-------- Given records
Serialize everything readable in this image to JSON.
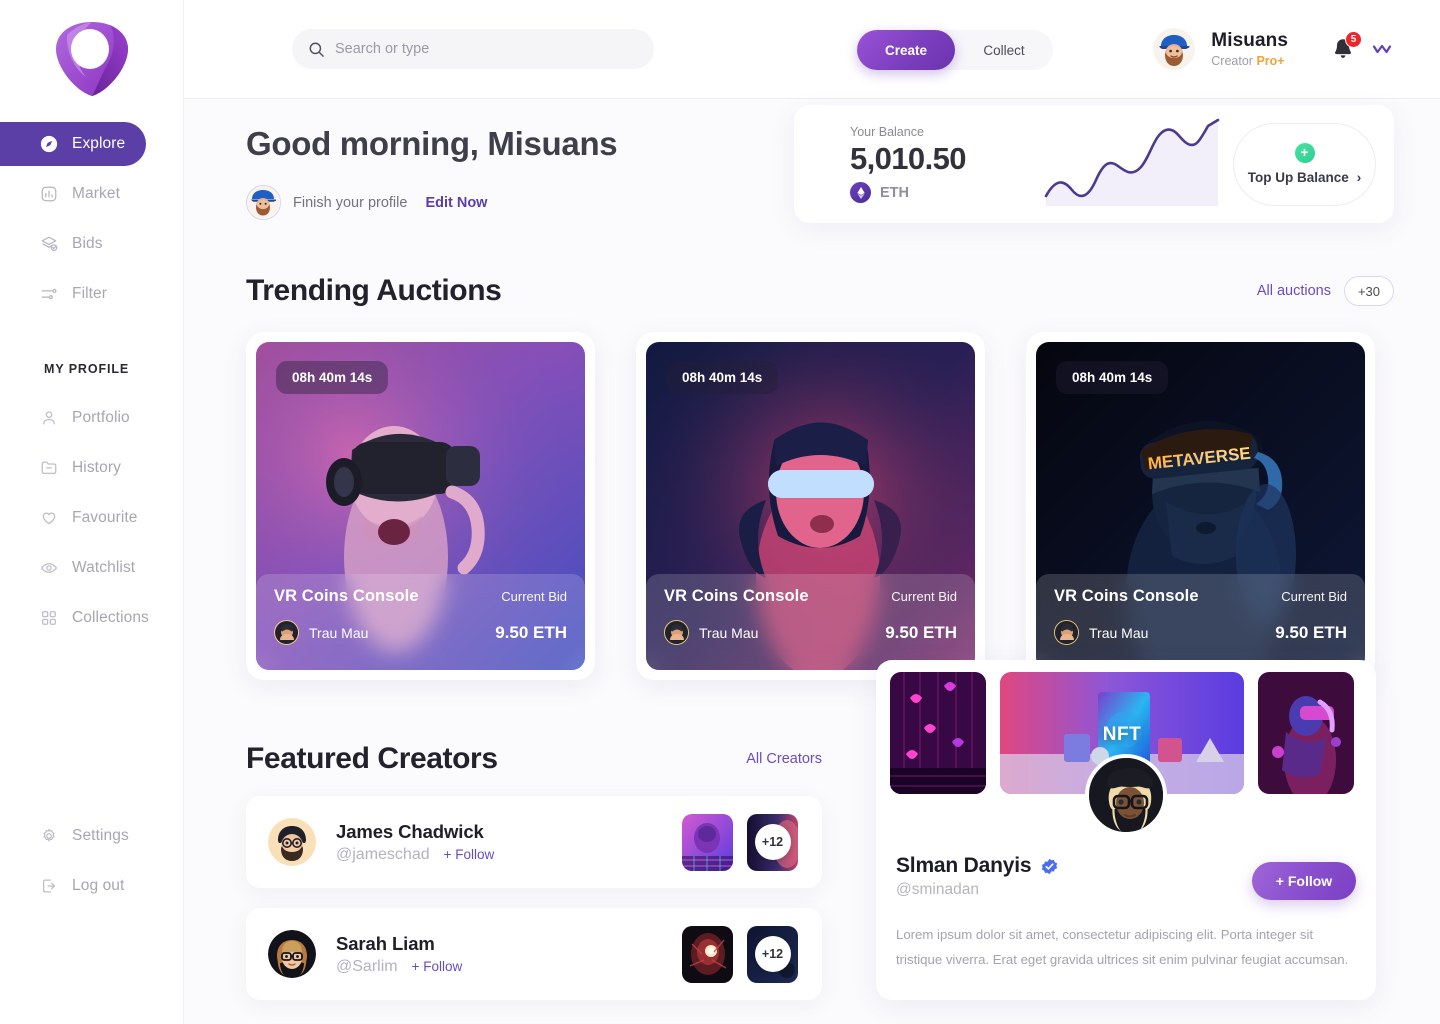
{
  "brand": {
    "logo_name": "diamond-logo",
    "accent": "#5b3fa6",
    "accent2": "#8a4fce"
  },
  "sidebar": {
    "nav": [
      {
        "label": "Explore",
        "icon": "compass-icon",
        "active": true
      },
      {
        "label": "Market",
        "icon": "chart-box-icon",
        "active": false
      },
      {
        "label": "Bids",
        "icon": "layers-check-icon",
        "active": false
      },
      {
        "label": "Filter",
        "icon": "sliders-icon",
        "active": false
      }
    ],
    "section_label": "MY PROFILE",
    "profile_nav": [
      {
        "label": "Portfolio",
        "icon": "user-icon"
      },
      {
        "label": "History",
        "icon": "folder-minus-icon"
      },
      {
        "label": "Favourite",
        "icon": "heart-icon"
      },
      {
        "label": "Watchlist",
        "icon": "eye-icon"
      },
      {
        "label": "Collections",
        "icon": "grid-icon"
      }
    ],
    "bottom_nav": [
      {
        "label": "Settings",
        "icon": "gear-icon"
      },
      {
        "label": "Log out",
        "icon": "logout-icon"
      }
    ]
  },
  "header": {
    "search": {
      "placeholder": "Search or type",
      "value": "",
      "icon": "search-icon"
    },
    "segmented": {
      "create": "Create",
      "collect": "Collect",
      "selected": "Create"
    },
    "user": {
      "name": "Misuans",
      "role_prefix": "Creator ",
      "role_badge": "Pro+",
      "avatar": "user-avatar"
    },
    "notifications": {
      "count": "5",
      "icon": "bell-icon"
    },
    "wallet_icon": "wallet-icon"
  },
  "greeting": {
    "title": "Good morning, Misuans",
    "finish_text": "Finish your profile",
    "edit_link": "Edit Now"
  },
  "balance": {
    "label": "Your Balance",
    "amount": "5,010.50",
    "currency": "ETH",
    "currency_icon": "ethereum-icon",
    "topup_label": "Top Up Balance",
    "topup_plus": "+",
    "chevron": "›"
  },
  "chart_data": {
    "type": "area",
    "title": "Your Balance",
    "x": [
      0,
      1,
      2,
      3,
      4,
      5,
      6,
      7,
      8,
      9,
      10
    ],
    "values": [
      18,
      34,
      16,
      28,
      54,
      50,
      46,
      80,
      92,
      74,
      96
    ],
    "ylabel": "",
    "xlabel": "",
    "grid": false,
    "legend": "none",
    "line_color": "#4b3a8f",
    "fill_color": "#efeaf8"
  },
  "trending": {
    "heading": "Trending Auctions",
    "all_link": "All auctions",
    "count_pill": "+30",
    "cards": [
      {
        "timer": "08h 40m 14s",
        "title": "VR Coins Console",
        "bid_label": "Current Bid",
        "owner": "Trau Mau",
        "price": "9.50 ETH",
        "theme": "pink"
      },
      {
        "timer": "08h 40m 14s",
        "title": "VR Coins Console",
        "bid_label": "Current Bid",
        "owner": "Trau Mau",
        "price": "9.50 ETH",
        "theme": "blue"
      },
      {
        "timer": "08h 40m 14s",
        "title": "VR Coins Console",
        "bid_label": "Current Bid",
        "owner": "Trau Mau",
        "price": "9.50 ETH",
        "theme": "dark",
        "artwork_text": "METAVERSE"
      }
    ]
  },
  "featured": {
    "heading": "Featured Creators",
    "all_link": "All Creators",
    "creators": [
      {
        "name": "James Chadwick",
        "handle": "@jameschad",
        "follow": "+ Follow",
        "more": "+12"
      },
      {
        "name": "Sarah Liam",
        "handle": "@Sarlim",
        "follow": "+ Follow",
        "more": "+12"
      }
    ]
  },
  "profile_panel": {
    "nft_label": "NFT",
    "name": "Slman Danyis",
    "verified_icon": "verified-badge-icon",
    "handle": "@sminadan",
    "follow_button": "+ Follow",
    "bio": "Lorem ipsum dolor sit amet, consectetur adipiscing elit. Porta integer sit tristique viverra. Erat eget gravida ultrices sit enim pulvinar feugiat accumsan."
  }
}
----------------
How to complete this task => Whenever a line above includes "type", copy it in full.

Task answer =>
      "placeholder": "Search or type",
    "type": "area",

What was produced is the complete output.